+20, 50%

0 -> 10

+10, -%

200 36 35 -> 55

+20, 57%

40 -> 60

+20, 50%

0 -> 12

+12, -%

200 37 35 -> 55

+20, 57%

40 -> 60

+20, 50%

0 -> 10

+10, -%

200
38 70 -> 71

+1, 1%

40 -> 60

+20, 50%

0 200 39 70 -> 75

+5, 7%

40 -> 65

+25, 62%

0 -> 10

+10, -%

240 3A 35 -> 40

+5, 14%

40 -> 65

+25, 62%

0 300
3B 35 -> 60

+25, 71%

40 -> 100

+60, 150%

0 -> 17

+17, -%

200 -> 300

+100, 50%

3C 70 -> 72

+2, 3%

40 -> 60

+20, 50%

0 200 3D 70 -> 77

+7, 10%

40 -> 80

+40, 100%

0 -> 10

+10, -%

250
3E 70 -> 75

+5, 7%

40 -> 70

+30, 75%

0 -> 15

+15, -%

250 3F 70 40 -> 60

+20, 50%

0 -> 17

+17, -%

250 40 20 -> 30

+10, 50%

40 0 20 -> 1

-19, -95%

42 35 -> 50

+15, 43%

1 -> 20

+19, 1900%

0 -> 5

+5, -%

200 -> 40

-160, -80%

43 35 -> 50

+15, 43%

1 -> 20

+19, 1900%

0 -> 5

+5, -%

200 -> 40

-160, -80%

44 100 40 -> 60

+20, 50%

0 -> 20

+20, -%

300 -> 350

+50, 17%

45 100 40 -> 80

+40, 100%

25 -> 29

+4, 16%

0 47 100 40 -> 80

+40, 100%

25 -> 30

+5, 20%

0 4A 100 45 -> 65

+20, 44%

25 -> 31

+6, 24%

0
4B 100 45 -> 75

+30, 67%

30 -> 36

+6, 20%

0 4D 40 -> 60

+20, 50%

45 -> 75

+30, 67%

30 -> 32

+2, 7%

380 4E 40 -> 55

+15, 38%

45 -> 70

+25, 56%

30 450
4F 40 -> 50

+10, 25%

45 -> 70

+25, 56%

30 -> 25

-5, -17%

300 50 60 -> 80

+20, 33%

45 -> 70

+25, 56%

30 -> 35

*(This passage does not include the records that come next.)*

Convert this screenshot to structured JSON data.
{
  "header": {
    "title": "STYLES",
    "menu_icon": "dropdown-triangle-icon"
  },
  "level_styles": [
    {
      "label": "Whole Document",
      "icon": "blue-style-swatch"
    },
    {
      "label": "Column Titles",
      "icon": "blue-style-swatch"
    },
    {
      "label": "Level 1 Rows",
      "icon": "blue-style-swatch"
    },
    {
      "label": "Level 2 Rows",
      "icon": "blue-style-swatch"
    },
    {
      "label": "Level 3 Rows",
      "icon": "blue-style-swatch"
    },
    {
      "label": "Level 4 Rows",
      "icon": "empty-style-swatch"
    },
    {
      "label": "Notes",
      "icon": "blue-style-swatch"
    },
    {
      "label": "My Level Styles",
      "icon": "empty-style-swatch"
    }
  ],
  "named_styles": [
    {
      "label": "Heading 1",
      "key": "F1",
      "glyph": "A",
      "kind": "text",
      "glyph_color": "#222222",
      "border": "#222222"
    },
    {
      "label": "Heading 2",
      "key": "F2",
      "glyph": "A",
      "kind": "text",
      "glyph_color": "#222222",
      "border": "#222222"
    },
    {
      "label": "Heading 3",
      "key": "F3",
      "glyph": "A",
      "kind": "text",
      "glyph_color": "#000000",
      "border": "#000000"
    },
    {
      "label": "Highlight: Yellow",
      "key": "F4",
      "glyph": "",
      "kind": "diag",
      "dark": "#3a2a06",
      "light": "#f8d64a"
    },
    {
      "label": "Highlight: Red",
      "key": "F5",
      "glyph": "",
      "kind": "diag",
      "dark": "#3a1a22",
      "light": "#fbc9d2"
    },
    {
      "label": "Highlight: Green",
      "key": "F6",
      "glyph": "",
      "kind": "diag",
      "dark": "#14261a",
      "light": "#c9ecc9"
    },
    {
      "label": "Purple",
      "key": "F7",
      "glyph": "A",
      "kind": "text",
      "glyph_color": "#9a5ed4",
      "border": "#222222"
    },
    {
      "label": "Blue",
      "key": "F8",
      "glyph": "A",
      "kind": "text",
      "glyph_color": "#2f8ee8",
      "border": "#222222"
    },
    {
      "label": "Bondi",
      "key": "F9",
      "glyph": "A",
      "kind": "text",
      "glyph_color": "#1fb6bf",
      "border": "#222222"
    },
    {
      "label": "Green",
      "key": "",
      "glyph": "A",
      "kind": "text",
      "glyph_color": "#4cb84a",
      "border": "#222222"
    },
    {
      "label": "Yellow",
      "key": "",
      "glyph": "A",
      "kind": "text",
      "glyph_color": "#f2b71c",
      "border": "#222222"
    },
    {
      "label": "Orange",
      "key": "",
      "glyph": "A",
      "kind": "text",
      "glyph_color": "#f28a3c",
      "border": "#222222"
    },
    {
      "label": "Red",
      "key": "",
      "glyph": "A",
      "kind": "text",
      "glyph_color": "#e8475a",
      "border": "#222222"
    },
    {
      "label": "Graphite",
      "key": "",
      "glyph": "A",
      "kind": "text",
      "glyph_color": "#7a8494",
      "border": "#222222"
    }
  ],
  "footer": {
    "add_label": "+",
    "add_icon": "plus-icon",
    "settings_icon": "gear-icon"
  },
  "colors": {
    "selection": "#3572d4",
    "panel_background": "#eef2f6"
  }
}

+5, 17%

300 51 40 -> 60

+20, 50%

45 -> 75

+30, 67%

30 -> 32

+2, 7%

480
52 100 48 -> 75

+27, 56%

45 -> 46

+1, 2%

0 53 100 45 -> 75

+30, 67%

45 -> 48

+3, 7%

0 54 100 45 -> 80

+35, 78%

45 -> 47

+2, 4%

0
55 100 48 -> 55

+7, 15%

42 0 56 100 50 -> 75

+25, 50%

45 -> 47

+2, 4%

0 57 100 55 -> 85

+30, 55%

50 0
58 100 50 -> 77

+27, 54%

45 -> 46

+1, 2%

0 59 100 55 -> 75

+20, 36%

46 -> 47

+1, 2%

0